The TEACHER tells the children what they will be learning, the TEACHER tells the children what the expectations are.

The children are waiting to hear WIIFM  

WIIFM- what’s in it for me?

Society is becoming increasingly individualistic and self-centred. I understand what you want me to learn and how you want me to learn it, but what is the relevance of this learning to me? This is all about ownership of learning.  

Example of the use for WALT, WILF and WIIFM: During the topic ‘plants and flowers’ we made hyacinths. The children roll up pieces of tissue paper and stick them onto a kitchen roll. This is a task for the motor skills, developing and strengthening the finger muscles. The fact that Mother’s day was coming up…….  

The group of five year old boys were not impressed. They don’t want to make flowers- yuck!

Out comes WALT-

“right boys, we are going to take these pieces of tissue paper and roll them up into small balls. Don’t pull that face!” “Do you know why we are doing this?”

“to make flowers” (the disgusted face )

“yes, we’re going to make flowers, but why are we making the tissue paper balls?”

That stumped them…..

“look how I am using my fingers, to be able to make the balls you have to have very strong finger muscles”

“Like Spiderman?”

“Um, yes, just like Spiderman”

I’m starting to win, time to pull out WILF:

“I’m going to give each of you a pot to fill with little balls of tissue paper.

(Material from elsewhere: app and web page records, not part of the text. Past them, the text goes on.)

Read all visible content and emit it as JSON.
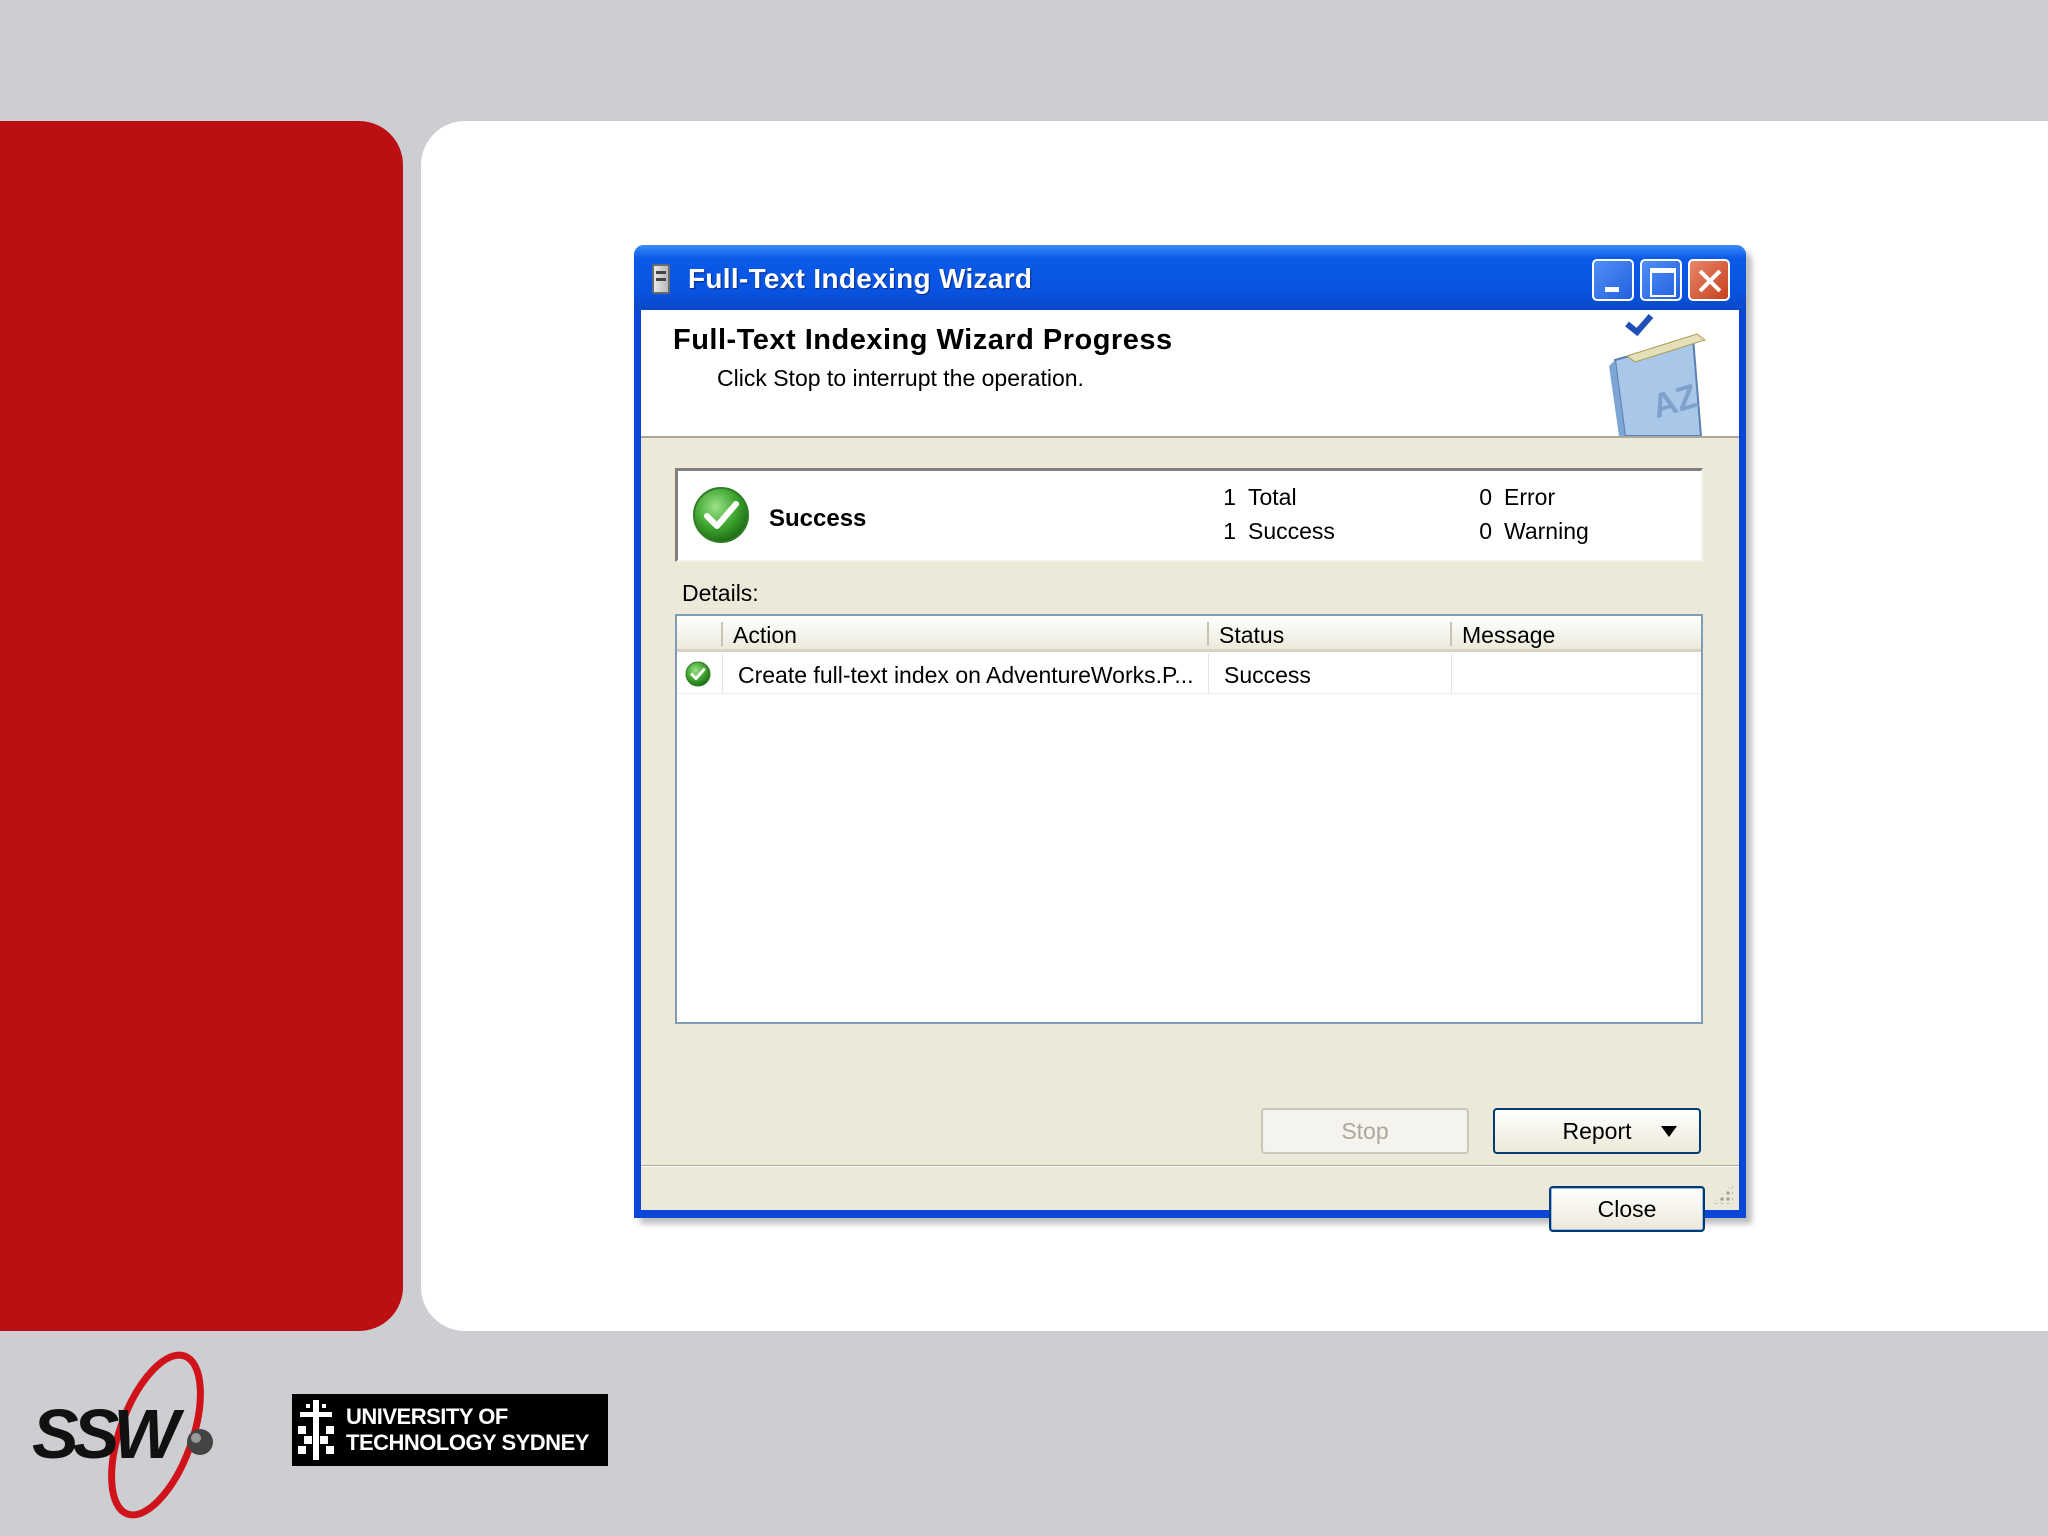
{
  "window": {
    "title": "Full-Text Indexing Wizard"
  },
  "header": {
    "title": "Full-Text Indexing Wizard Progress",
    "subtitle": "Click Stop to interrupt the operation."
  },
  "summary": {
    "status": "Success",
    "total_count": "1",
    "total_label": "Total",
    "success_count": "1",
    "success_label": "Success",
    "error_count": "0",
    "error_label": "Error",
    "warning_count": "0",
    "warning_label": "Warning"
  },
  "details": {
    "label": "Details:",
    "columns": [
      "Action",
      "Status",
      "Message"
    ],
    "rows": [
      {
        "action": "Create full-text index on AdventureWorks.P...",
        "status": "Success",
        "message": ""
      }
    ]
  },
  "buttons": {
    "stop": "Stop",
    "report": "Report",
    "close": "Close"
  },
  "logos": {
    "ssw": "SSW",
    "uts_line1": "UNIVERSITY OF",
    "uts_line2": "TECHNOLOGY SYDNEY"
  },
  "colors": {
    "brand_red": "#bb0f13",
    "xp_blue": "#0a46d8",
    "dialog_bg": "#ece9d8",
    "success_green": "#3a9a2a"
  }
}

The smaller the balls are the stronger your finger muscles must be, and if you can fill the whole pot, you must have muscles like Spiderman!”

So, I used a bit of subtle blackmail, but to these boys WIIFM was clear, if I do this, I’ll have muscles like Spiderman!